▸ Exercise instructions:
Output the line containing "Parse this screenshot: output", then every remaining line of the entries below, exactly as written and with no other text.
=== Provided data ===
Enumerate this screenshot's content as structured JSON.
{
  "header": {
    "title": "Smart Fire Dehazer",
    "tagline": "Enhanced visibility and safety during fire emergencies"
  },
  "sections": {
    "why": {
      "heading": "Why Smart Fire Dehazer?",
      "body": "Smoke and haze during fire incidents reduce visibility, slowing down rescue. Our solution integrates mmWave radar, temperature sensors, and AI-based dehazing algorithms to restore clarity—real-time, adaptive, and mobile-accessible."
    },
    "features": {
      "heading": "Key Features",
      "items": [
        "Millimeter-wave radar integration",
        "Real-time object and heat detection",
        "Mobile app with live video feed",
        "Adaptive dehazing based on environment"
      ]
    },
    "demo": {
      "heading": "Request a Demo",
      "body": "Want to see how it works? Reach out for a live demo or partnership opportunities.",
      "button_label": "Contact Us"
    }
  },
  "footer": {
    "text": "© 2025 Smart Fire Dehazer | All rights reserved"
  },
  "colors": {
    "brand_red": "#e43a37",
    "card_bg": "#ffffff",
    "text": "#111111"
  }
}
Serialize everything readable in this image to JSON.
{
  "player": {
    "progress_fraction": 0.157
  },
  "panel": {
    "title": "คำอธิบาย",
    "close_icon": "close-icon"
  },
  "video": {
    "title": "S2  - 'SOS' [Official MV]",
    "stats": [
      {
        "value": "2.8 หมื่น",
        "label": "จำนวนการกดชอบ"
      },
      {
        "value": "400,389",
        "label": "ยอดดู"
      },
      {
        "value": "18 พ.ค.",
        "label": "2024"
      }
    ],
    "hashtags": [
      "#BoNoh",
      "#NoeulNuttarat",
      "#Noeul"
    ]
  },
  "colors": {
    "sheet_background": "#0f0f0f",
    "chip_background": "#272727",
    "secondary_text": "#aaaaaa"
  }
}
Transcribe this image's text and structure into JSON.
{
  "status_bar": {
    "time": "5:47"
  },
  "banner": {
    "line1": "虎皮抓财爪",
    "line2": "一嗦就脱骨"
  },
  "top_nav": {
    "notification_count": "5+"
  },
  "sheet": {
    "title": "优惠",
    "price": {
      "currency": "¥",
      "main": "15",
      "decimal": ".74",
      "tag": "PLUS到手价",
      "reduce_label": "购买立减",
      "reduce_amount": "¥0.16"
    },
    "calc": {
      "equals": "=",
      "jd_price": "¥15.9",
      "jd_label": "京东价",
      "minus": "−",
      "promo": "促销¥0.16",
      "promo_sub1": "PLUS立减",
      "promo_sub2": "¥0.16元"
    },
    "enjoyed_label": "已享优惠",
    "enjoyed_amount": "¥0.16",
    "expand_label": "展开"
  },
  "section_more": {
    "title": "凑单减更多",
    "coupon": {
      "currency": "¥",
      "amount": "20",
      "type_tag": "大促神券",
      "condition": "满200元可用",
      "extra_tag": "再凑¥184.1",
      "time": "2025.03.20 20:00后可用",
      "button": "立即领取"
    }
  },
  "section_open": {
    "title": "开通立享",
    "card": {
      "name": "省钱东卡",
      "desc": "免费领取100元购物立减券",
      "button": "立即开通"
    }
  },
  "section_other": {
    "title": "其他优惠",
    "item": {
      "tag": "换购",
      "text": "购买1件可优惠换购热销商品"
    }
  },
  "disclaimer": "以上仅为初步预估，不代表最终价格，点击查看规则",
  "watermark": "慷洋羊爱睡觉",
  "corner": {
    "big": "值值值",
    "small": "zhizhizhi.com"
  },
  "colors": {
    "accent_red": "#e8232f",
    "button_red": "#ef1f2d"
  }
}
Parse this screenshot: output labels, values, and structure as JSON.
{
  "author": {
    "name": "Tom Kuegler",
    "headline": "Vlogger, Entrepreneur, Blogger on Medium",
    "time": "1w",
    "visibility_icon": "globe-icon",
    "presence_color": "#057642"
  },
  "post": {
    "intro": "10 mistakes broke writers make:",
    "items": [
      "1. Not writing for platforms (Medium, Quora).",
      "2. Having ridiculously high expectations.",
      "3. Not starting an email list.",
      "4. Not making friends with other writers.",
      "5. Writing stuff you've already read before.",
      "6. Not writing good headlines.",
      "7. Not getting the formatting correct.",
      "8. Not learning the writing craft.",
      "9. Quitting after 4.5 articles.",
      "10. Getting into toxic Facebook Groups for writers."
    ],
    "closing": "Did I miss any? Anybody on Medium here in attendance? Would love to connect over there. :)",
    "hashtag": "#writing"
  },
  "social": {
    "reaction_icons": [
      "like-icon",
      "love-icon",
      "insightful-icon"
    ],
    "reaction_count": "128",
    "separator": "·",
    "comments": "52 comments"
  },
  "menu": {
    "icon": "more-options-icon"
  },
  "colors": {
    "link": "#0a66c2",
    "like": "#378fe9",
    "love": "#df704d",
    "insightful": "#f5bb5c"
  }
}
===
▸ Answer to this problem:
Parse this screenshot: output labels, values, and structure as JSON.
{
  "author": {
    "name": "Tom Kuegler",
    "headline": "Vlogger, Entrepreneur, Blogger on Medium",
    "time": "1w",
    "visibility_icon": "globe-icon",
    "presence_color": "#057642"
  },
  "post": {
    "intro": "10 mistakes broke writers make:",
    "items": [
      "1. Not writing for platforms (Medium, Quora).",
      "2. Having ridiculously high expectations.",
      "3. Not starting an email list.",
      "4. Not making friends with other writers.",
      "5. Writing stuff you've already read before.",
      "6. Not writing good headlines.",
      "7. Not getting the formatting correct.",
      "8. Not learning the writing craft.",
      "9. Quitting after 4.5 articles.",
      "10. Getting into toxic Facebook Groups for writers."
    ],
    "closing": "Did I miss any? Anybody on Medium here in attendance? Would love to connect over there. :)",
    "hashtag": "#writing"
  },
  "social": {
    "reaction_icons": [
      "like-icon",
      "love-icon",
      "insightful-icon"
    ],
    "reaction_count": "128",
    "separator": "·",
    "comments": "52 comments"
  },
  "menu": {
    "icon": "more-options-icon"
  },
  "colors": {
    "link": "#0a66c2",
    "like": "#378fe9",
    "love": "#df704d",
    "insightful": "#f5bb5c"
  }
}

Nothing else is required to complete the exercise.